BEGIN

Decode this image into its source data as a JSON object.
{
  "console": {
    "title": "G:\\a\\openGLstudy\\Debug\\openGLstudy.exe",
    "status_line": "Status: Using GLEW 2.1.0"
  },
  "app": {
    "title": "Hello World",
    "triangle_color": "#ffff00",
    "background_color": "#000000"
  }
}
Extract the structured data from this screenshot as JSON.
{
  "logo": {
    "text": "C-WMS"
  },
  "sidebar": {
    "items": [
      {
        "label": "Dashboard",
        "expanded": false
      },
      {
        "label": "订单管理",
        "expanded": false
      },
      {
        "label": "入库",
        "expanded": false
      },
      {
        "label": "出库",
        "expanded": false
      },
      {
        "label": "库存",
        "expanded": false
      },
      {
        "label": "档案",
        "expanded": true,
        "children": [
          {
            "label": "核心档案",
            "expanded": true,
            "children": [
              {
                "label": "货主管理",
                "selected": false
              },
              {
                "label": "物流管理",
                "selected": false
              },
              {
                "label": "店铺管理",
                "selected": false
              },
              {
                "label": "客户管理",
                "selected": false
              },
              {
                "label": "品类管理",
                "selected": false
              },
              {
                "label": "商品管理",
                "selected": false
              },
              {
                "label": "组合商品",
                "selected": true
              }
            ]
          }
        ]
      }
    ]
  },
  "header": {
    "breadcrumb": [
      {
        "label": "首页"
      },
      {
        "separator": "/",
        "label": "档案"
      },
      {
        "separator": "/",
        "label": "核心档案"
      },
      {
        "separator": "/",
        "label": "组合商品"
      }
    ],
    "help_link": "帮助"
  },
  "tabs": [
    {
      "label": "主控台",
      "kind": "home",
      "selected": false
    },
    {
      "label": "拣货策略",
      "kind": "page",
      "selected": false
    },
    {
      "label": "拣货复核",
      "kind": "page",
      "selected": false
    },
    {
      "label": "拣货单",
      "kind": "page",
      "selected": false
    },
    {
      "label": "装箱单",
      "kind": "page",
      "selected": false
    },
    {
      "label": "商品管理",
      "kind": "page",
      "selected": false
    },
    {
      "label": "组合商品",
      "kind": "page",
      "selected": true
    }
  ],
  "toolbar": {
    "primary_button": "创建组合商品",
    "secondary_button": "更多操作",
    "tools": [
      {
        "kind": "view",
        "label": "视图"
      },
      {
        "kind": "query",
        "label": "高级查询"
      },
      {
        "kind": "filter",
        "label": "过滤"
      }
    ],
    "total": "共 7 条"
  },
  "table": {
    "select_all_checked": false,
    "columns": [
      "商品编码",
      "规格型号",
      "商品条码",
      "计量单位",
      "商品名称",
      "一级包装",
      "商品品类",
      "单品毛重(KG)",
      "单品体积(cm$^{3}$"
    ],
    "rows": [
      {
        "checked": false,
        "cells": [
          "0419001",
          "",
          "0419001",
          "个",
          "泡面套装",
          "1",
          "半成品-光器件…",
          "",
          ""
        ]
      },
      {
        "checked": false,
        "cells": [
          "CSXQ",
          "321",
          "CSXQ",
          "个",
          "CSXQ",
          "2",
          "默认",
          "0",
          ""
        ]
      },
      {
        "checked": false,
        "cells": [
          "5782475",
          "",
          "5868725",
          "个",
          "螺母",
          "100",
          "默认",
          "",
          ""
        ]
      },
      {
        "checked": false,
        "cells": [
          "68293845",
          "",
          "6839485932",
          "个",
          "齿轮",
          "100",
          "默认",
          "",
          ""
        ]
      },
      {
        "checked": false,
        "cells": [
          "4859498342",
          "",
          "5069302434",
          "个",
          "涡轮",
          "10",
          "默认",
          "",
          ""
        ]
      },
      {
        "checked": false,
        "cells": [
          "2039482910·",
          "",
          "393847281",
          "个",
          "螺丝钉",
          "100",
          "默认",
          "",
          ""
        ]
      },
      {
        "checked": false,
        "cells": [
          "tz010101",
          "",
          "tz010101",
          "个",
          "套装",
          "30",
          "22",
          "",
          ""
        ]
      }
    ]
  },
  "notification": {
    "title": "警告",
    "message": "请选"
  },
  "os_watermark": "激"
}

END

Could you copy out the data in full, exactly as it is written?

Decode this image into its source data as a JSON object.
{
  "console": {
    "title": "G:\\a\\openGLstudy\\Debug\\openGLstudy.exe",
    "status_line": "Status: Using GLEW 2.1.0"
  },
  "app": {
    "title": "Hello World",
    "triangle_color": "#ffff00",
    "background_color": "#000000"
  }
}
Extract the structured data from this screenshot as JSON.
{
  "logo": {
    "text": "C-WMS"
  },
  "sidebar": {
    "items": [
      {
        "label": "Dashboard",
        "expanded": false
      },
      {
        "label": "订单管理",
        "expanded": false
      },
      {
        "label": "入库",
        "expanded": false
      },
      {
        "label": "出库",
        "expanded": false
      },
      {
        "label": "库存",
        "expanded": false
      },
      {
        "label": "档案",
        "expanded": true,
        "children": [
          {
            "label": "核心档案",
            "expanded": true,
            "children": [
              {
                "label": "货主管理",
                "selected": false
              },
              {
                "label": "物流管理",
                "selected": false
              },
              {
                "label": "店铺管理",
                "selected": false
              },
              {
                "label": "客户管理",
                "selected": false
              },
              {
                "label": "品类管理",
                "selected": false
              },
              {
                "label": "商品管理",
                "selected": false
              },
              {
                "label": "组合商品",
                "selected": true
              }
            ]
          }
        ]
      }
    ]
  },
  "header": {
    "breadcrumb": [
      {
        "label": "首页"
      },
      {
        "separator": "/",
        "label": "档案"
      },
      {
        "separator": "/",
        "label": "核心档案"
      },
      {
        "separator": "/",
        "label": "组合商品"
      }
    ],
    "help_link": "帮助"
  },
  "tabs": [
    {
      "label": "主控台",
      "kind": "home",
      "selected": false
    },
    {
      "label": "拣货策略",
      "kind": "page",
      "selected": false
    },
    {
      "label": "拣货复核",
      "kind": "page",
      "selected": false
    },
    {
      "label": "拣货单",
      "kind": "page",
      "selected": false
    },
    {
      "label": "装箱单",
      "kind": "page",
      "selected": false
    },
    {
      "label": "商品管理",
      "kind": "page",
      "selected": false
    },
    {
      "label": "组合商品",
      "kind": "page",
      "selected": true
    }
  ],
  "toolbar": {
    "primary_button": "创建组合商品",
    "secondary_button": "更多操作",
    "tools": [
      {
        "kind": "view",
        "label": "视图"
      },
      {
        "kind": "query",
        "label": "高级查询"
      },
      {
        "kind": "filter",
        "label": "过滤"
      }
    ],
    "total": "共 7 条"
  },
  "table": {
    "select_all_checked": false,
    "columns": [
      "商品编码",
      "规格型号",
      "商品条码",
      "计量单位",
      "商品名称",
      "一级包装",
      "商品品类",
      "单品毛重(KG)",
      "单品体积(cm$^{3}$"
    ],
    "rows": [
      {
        "checked": false,
        "cells": [
          "0419001",
          "",
          "0419001",
          "个",
          "泡面套装",
          "1",
          "半成品-光器件…",
          "",
          ""
        ]
      },
      {
        "checked": false,
        "cells": [
          "CSXQ",
          "321",
          "CSXQ",
          "个",
          "CSXQ",
          "2",
          "默认",
          "0",
          ""
        ]
      },
      {
        "checked": false,
        "cells": [
          "5782475",
          "",
          "5868725",
          "个",
          "螺母",
          "100",
          "默认",
          "",
          ""
        ]
      },
      {
        "checked": false,
        "cells": [
          "68293845",
          "",
          "6839485932",
          "个",
          "齿轮",
          "100",
          "默认",
          "",
          ""
        ]
      },
      {
        "checked": false,
        "cells": [
          "4859498342",
          "",
          "5069302434",
          "个",
          "涡轮",
          "10",
          "默认",
          "",
          ""
        ]
      },
      {
        "checked": false,
        "cells": [
          "2039482910·",
          "",
          "393847281",
          "个",
          "螺丝钉",
          "100",
          "默认",
          "",
          ""
        ]
      },
      {
        "checked": false,
        "cells": [
          "tz010101",
          "",
          "tz010101",
          "个",
          "套装",
          "30",
          "22",
          "",
          ""
        ]
      }
    ]
  },
  "notification": {
    "title": "警告",
    "message": "请选"
  },
  "os_watermark": "激"
}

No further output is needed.